“It’s the most wonderful time of the year.”
So we’re told by crooner Andy Williams. The first Christmas was wonderful and glorious, what with a host of angelic beings illuminating the night sky and singing heavenly songs, and an unusually bright star indicating the birthplace of the baby Saviour. The first Christmas was also humble and nondescript. The Christ was born to parents of low social standing and spent His first night sleeping in an animal feeding trough. His birth was announced to a bunch of shepherds — not exactly the who’s who of first-century Israel. What we tend to leave out is that the first Christmas was also bloody and violent.
Matthew tells us in chapter two of his gospel that Magi (sometimes referred to as wise men) came from the east to Jerusalem to worship “the one who has been born king of the Jews”. Herod the Great was the king of Judea at the time. He was raised a Jew and ostensibly saw himself as king of the Jews. Upon hearing about a new king of the Jews, he was alarmed and filled with paranoia, fearing for his throne. He attempted to trick the Magi into telling him the location of the new king so that he could kill his rival, but they were warned in a dream not to tell Herod of the baby’s whereabouts. Joseph was also warned in a dream so he fled with his wife and child to Egypt.
When Herod realized that he had been outwitted by the Magi, he was furious, and he gave orders to kill all the boys in Bethlehem and its vicinity who were two years old and under, in accordance with the time he had learned from the Magi. (Matthew 2:16 NIV)
This is entirely in keeping with Herod’s record of a bloodthirsty and paranoid defence of his throne. Non-biblical historians record him killing many of his family members, fearing they might usurp his throne, including his favourite wife and his sons.
A couple of millennia onward, the human race is still guilty of infanticide. From the Nazis killing children with mental and physical disabilities, to today’s reports that ISIS have issued a fatwa to kill babies and children with Down’s Syndrome.
The violence of Christmas serves to remind us of how sinful and depraved the human race is. The weeping and mourning of the mothers of Bethlehem are not out of place in our 21st-century world. Evil still runs rampant and our world is still broken. The first Christmas was not some Disney movie where everyone lived happily ever after. The first Christmas was a time of great joy but it was joy amidst suffering and misery.
As history and experience tell us, the coming of Jesus did not mark the end of suffering and evil. But it did mark the dawn of a new era. Things are not as they once were. The game has changed. We now have a new hope.
1) The coming of Jesus means God enters into our suffering
With the coming of Jesus, God who is transcendent is now immanent and has drawn near to us. God Himself puts on flesh and comes to us in the person of Jesus to enter into our brokenness and suffering. So when we pray to Him we don’t pray to a God who is aloof or unable to sympathise. We pray to a God who knows what it is to suffer.
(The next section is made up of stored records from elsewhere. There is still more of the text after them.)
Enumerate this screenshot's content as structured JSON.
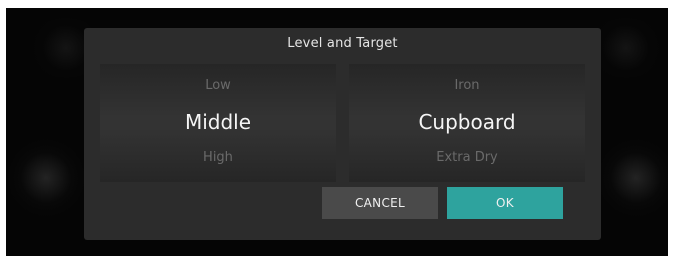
{
  "dialog": {
    "title": "Level and Target"
  },
  "level_picker": {
    "previous": "Low",
    "selected": "Middle",
    "next": "High"
  },
  "target_picker": {
    "previous": "Iron",
    "selected": "Cupboard",
    "next": "Extra Dry"
  },
  "buttons": {
    "cancel_label": "CANCEL",
    "ok_label": "OK"
  },
  "colors": {
    "dialog_background": "#2c2c2c",
    "ok_accent": "#2ea39e",
    "cancel_background": "#4a4a4a"
  }
}
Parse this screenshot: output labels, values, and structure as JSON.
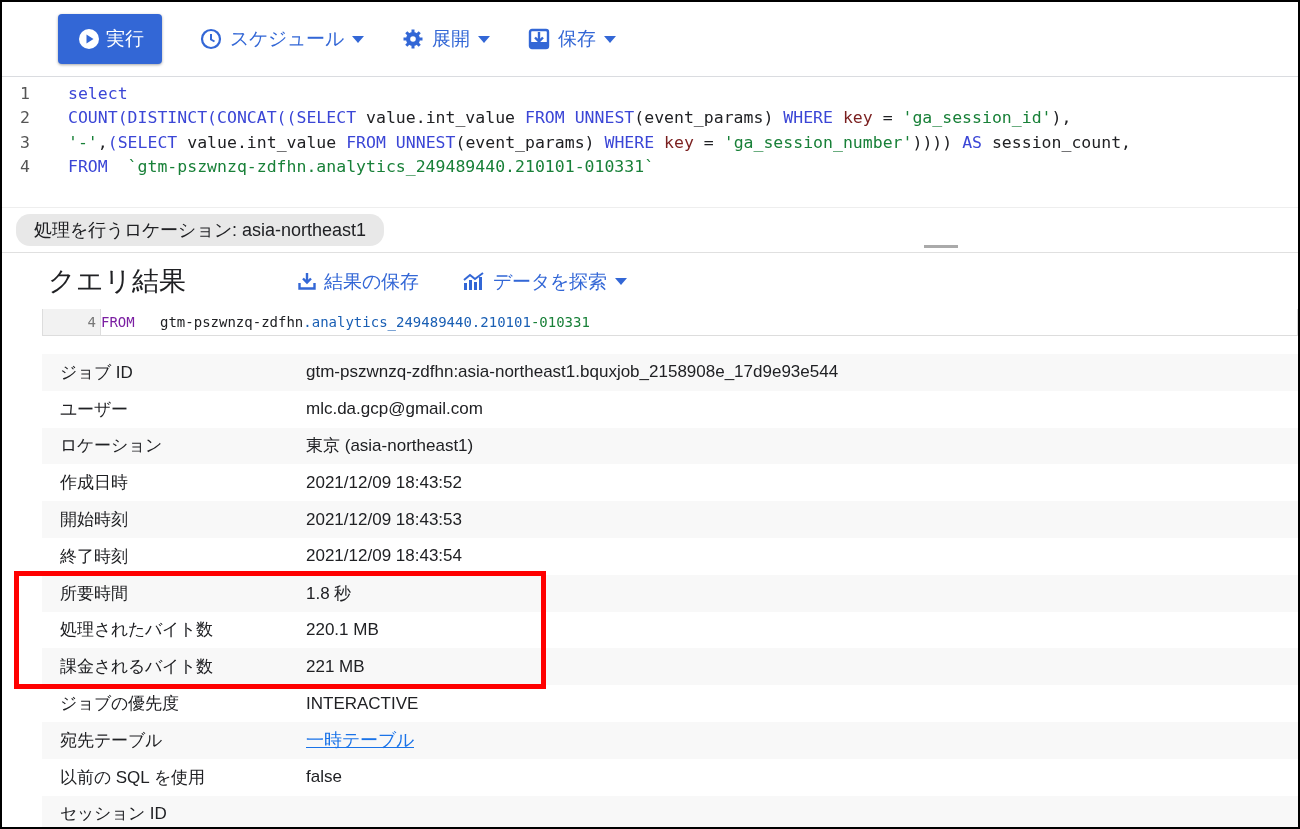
{
  "toolbar": {
    "buttons": [
      {
        "kind": "run",
        "label": "実行"
      },
      {
        "kind": "schedule",
        "label": "スケジュール"
      },
      {
        "kind": "deploy",
        "label": "展開"
      },
      {
        "kind": "save",
        "label": "保存"
      }
    ]
  },
  "editor": {
    "lines": [
      {
        "number": "1",
        "tokens": [
          {
            "kind": "kw",
            "text": "select"
          }
        ]
      },
      {
        "number": "2",
        "tokens": [
          {
            "kind": "kw",
            "text": "COUNT(DISTINCT(CONCAT((SELECT"
          },
          {
            "kind": "plain",
            "text": " value.int_value "
          },
          {
            "kind": "kw",
            "text": "FROM UNNEST"
          },
          {
            "kind": "plain",
            "text": "(event_params) "
          },
          {
            "kind": "kw",
            "text": "WHERE"
          },
          {
            "kind": "ident",
            "text": " key "
          },
          {
            "kind": "plain",
            "text": "= "
          },
          {
            "kind": "str",
            "text": "'ga_session_id'"
          },
          {
            "kind": "plain",
            "text": "),"
          }
        ]
      },
      {
        "number": "3",
        "tokens": [
          {
            "kind": "str",
            "text": "'-'"
          },
          {
            "kind": "plain",
            "text": ","
          },
          {
            "kind": "kw",
            "text": "(SELECT"
          },
          {
            "kind": "plain",
            "text": " value.int_value "
          },
          {
            "kind": "kw",
            "text": "FROM UNNEST"
          },
          {
            "kind": "plain",
            "text": "(event_params) "
          },
          {
            "kind": "kw",
            "text": "WHERE"
          },
          {
            "kind": "ident",
            "text": " key "
          },
          {
            "kind": "plain",
            "text": "= "
          },
          {
            "kind": "str",
            "text": "'ga_session_number'"
          },
          {
            "kind": "plain",
            "text": ")))) "
          },
          {
            "kind": "kw",
            "text": "AS"
          },
          {
            "kind": "plain",
            "text": " session_count,"
          }
        ]
      },
      {
        "number": "4",
        "tokens": [
          {
            "kind": "kw",
            "text": "FROM"
          },
          {
            "kind": "str",
            "text": "`gtm-pszwnzq-zdfhn.analytics_249489440.210101-010331`",
            "gap": true
          }
        ]
      }
    ]
  },
  "location_chip": "処理を行うロケーション: asia-northeast1",
  "results": {
    "title": "クエリ結果",
    "actions": [
      {
        "kind": "save",
        "label": "結果の保存"
      },
      {
        "kind": "explore",
        "label": "データを探索"
      }
    ],
    "snippet": {
      "number": "4",
      "tokens": [
        {
          "kind": "kw",
          "text": "FROM"
        },
        {
          "kind": "plain",
          "text": "gtm-pszwnzq-zdfhn",
          "gap": true
        },
        {
          "kind": "table",
          "text": ".analytics_249489440.210101"
        },
        {
          "kind": "str",
          "text": "-010331"
        }
      ]
    },
    "sections": [
      {
        "highlighted": false,
        "rows": [
          {
            "label": "ジョブ ID",
            "value": "gtm-pszwnzq-zdfhn:asia-northeast1.bquxjob_2158908e_17d9e93e544",
            "kind": "text"
          },
          {
            "label": "ユーザー",
            "value": "mlc.da.gcp@gmail.com",
            "kind": "text"
          },
          {
            "label": "ロケーション",
            "value": "東京 (asia-northeast1)",
            "kind": "text"
          },
          {
            "label": "作成日時",
            "value": "2021/12/09 18:43:52",
            "kind": "text"
          },
          {
            "label": "開始時刻",
            "value": "2021/12/09 18:43:53",
            "kind": "text"
          },
          {
            "label": "終了時刻",
            "value": "2021/12/09 18:43:54",
            "kind": "text"
          }
        ]
      },
      {
        "highlighted": true,
        "rows": [
          {
            "label": "所要時間",
            "value": "1.8 秒",
            "kind": "text"
          },
          {
            "label": "処理されたバイト数",
            "value": "220.1 MB",
            "kind": "text"
          },
          {
            "label": "課金されるバイト数",
            "value": "221 MB",
            "kind": "text"
          }
        ]
      },
      {
        "highlighted": false,
        "rows": [
          {
            "label": "ジョブの優先度",
            "value": "INTERACTIVE",
            "kind": "text"
          },
          {
            "label": "宛先テーブル",
            "value": "一時テーブル",
            "kind": "link"
          },
          {
            "label": "以前の SQL を使用",
            "value": "false",
            "kind": "text"
          },
          {
            "label": "セッション ID",
            "kind": "text"
          }
        ]
      }
    ]
  }
}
2) The coming of Jesus gives us hope of a new world without sin and death
The baby Jesus would grow up into a man who would suffer and die on a cross and be resurrected — defeating sin and death. Jesus has won the victory over sin and death and has initiated His kingdom rule and reign. He promises us that He will return one day to destroy sin and death completely. In Him we can have access to a new world without sin and death.
3) The coming of Jesus means we can have joy amidst our suffering
Just as the first Christmas was a time of joy amidst suffering, everyone who trusts in Jesus today can have true joy amidst their suffering. Christianity isn’t “pie in the sky when you die”. You can know true joy today! Jesus is the true and everlasting source of joy which surpasses any fleeting joy you can find on this earth.
Man’s maker was made man,
that He, Ruler of the stars, might nurse at His mother’s breast;
that the Bread might hunger,
the Fountain thirst,
the Light sleep,
the Way be tired on its journey;
that the Truth might be accused of false witness,
the Teacher be beaten with whips,
the Foundation be suspended on wood;
that Strength might grow weak;
that the Healer might be wounded;
that Life might die.
– Augustine of Hippo (Sermons 191.1)
At the first Christmas, Jesus drew near to us. This Christmas would you draw near to Him?